    @Patrick: Is the lack of visibility for “send” just IE? Does customer waterfall view exist now, or you’re saying that would be the way to handle it in the future?

    @Ben: I believe Chrome’s light/dark shades are used to indicate blocking (not connection states).

    @johnjbarton: I’ve been advocating for a “critical path visualizer” – a waterfall view that would highlight which resources were responsible for blocking the page and thus the ones to focus on. It wouldn’t be that hard.

  6. The lack of visibility for send is a function of how sokets work in most OS’s. At the application layer you write data to a socket and then it goes into a kernel-level buffer where TCP takes care of actually sending the data (retransmits, etc). Technically you could poll the socket with an ioctl() to see when the send buffer is empty and you could infer from that that the send completed but that also includes the round trip for the ACK. It’s also difficult to define what “send” means when you are only measuring from the client side. Optimally it would be when all of the data finished arriving at the server but you don’t have visibility into that from the client side.

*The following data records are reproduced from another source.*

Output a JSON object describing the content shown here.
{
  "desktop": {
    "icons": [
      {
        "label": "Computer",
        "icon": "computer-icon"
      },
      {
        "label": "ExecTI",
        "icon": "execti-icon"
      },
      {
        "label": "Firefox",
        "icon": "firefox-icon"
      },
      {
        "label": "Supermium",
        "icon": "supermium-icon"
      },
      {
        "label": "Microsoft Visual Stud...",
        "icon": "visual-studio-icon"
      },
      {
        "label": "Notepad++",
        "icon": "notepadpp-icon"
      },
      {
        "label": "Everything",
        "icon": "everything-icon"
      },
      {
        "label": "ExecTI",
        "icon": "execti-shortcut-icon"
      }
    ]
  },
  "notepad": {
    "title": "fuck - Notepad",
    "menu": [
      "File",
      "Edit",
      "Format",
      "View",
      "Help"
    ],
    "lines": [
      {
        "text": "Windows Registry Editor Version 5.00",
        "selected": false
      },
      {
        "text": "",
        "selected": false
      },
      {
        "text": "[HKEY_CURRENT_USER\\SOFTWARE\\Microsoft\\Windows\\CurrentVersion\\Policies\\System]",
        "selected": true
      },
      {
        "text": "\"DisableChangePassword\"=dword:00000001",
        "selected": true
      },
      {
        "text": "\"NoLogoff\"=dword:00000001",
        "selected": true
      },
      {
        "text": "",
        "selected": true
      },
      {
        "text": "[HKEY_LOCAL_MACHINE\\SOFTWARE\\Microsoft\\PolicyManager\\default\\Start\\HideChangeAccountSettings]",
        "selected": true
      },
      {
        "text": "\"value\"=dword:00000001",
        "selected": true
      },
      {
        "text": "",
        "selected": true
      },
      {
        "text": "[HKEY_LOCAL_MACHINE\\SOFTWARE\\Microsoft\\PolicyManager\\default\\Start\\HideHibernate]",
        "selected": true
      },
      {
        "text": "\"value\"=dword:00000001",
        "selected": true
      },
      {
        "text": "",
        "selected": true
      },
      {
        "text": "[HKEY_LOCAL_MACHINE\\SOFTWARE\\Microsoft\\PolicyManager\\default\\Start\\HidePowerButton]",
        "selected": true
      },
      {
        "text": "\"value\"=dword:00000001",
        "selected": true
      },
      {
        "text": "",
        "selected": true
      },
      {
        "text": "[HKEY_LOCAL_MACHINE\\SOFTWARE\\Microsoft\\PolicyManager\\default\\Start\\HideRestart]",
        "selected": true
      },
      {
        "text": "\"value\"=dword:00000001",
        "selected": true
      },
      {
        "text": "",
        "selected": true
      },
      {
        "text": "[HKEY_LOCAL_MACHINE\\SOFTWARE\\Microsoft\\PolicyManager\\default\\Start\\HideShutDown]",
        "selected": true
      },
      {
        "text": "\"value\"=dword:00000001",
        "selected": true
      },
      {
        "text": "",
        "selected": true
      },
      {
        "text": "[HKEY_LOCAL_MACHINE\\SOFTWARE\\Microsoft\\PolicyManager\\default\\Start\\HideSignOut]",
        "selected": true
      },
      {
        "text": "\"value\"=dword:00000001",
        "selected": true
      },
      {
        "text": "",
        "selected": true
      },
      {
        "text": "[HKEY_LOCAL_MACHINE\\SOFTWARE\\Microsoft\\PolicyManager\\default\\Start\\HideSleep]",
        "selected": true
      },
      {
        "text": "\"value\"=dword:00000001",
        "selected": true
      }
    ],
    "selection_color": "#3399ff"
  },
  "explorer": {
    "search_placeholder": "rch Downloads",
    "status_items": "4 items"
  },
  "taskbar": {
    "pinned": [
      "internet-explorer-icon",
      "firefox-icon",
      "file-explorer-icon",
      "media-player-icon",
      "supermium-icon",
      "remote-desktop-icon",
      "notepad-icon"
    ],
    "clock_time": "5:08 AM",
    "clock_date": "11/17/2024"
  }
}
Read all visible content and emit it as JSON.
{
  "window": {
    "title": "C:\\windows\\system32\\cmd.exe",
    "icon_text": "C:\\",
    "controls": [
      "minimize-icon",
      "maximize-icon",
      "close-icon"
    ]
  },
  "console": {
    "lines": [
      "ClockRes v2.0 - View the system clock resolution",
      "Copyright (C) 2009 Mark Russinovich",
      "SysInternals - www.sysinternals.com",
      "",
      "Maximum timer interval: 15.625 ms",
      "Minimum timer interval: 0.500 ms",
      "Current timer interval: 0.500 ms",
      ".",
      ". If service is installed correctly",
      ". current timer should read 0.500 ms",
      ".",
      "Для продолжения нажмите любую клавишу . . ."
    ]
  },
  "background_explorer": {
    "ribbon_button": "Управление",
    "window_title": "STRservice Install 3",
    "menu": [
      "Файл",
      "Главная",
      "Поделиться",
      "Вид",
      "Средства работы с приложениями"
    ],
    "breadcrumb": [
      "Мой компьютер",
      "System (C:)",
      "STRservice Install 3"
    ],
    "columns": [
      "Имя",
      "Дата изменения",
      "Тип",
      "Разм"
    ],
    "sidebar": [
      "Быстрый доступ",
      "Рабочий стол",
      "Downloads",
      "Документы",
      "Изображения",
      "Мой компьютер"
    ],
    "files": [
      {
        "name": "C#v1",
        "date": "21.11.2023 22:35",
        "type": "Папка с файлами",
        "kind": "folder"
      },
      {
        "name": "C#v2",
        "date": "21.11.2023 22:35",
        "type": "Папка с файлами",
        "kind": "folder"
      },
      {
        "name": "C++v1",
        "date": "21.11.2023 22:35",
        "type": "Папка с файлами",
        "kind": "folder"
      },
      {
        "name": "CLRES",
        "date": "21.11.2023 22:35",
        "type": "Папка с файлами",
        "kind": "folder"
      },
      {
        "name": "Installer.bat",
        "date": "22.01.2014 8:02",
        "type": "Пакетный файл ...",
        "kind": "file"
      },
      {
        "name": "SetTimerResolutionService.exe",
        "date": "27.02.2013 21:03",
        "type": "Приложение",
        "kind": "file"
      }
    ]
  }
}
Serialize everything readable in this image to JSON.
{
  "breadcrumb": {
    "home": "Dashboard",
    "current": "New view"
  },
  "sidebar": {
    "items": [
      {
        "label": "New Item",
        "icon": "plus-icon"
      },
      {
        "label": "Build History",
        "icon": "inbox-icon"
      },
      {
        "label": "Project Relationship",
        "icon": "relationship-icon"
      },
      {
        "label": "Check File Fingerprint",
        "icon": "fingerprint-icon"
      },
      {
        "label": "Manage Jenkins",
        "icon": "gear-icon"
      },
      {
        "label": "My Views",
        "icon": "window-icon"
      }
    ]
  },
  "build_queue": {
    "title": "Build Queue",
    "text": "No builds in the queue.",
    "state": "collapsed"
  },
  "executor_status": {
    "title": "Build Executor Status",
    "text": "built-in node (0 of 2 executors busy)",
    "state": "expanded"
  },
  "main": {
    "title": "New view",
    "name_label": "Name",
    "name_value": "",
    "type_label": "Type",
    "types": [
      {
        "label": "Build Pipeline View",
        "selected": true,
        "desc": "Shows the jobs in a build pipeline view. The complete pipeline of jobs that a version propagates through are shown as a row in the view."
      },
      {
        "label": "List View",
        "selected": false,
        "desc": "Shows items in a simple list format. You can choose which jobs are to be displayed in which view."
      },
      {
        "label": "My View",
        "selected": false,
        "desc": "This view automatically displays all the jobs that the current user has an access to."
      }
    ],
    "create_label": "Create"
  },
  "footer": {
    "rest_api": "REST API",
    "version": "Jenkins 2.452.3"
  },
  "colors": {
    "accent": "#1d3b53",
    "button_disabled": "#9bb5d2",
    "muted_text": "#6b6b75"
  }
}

    Thinking about the color scheme a bit more, the way Chrome includes the mime color for the bars itself makes it possible to include that data when you are looking at a connection view waterfall (kind of like webpagetest does here – http://www.webpagetest.org/result/110123_Y8_17VV/2/breakdown/ )

  7. While I use Chrome to browse, I usually switch to Firefox in order to debug page issues because Firebug feels more usable. It’s not the colors or the terms – even though those could be more consistent – it’s the more concise display of Firebug & how Chrome has more space between the requests in it’s waterfall. I often sort the requests by host or path but rarely am I interested in the last segment.
    I also use Fiddler and like it’s sorting and use of colored text in the URL for the various content types.

  8. For the vertical lines on the waterfall, I like DOMContentLoaded and Onload – the more explicit the better. Also, I’m a fan of having a line for when rendering starts. For the name, I like First Render – parallels nicely with First Byte.

    The Send/Wait topic is important. I like the way webpagetest combines them, because it tells me something I find useful: how long it took the browser to start to get data. This is an indicator of the combo of network time and time for the server to start to respond.

  9. Like Paul, I’m also a fan of “First Render/First impression/etc”. However, one vertical line that I haven’t seen implemented by any of these tools, as well as dynaTrace, is the concept of “Last Render/Last impression”. As we improve page performance, by delaying JS processing to the end of the page load, the “Last Render” information becomes much more valuable. It’s no longer about how long the *whole* page takes to load, including JS calls that don’t affect rendering, but rather when the last HTML element gets rendered.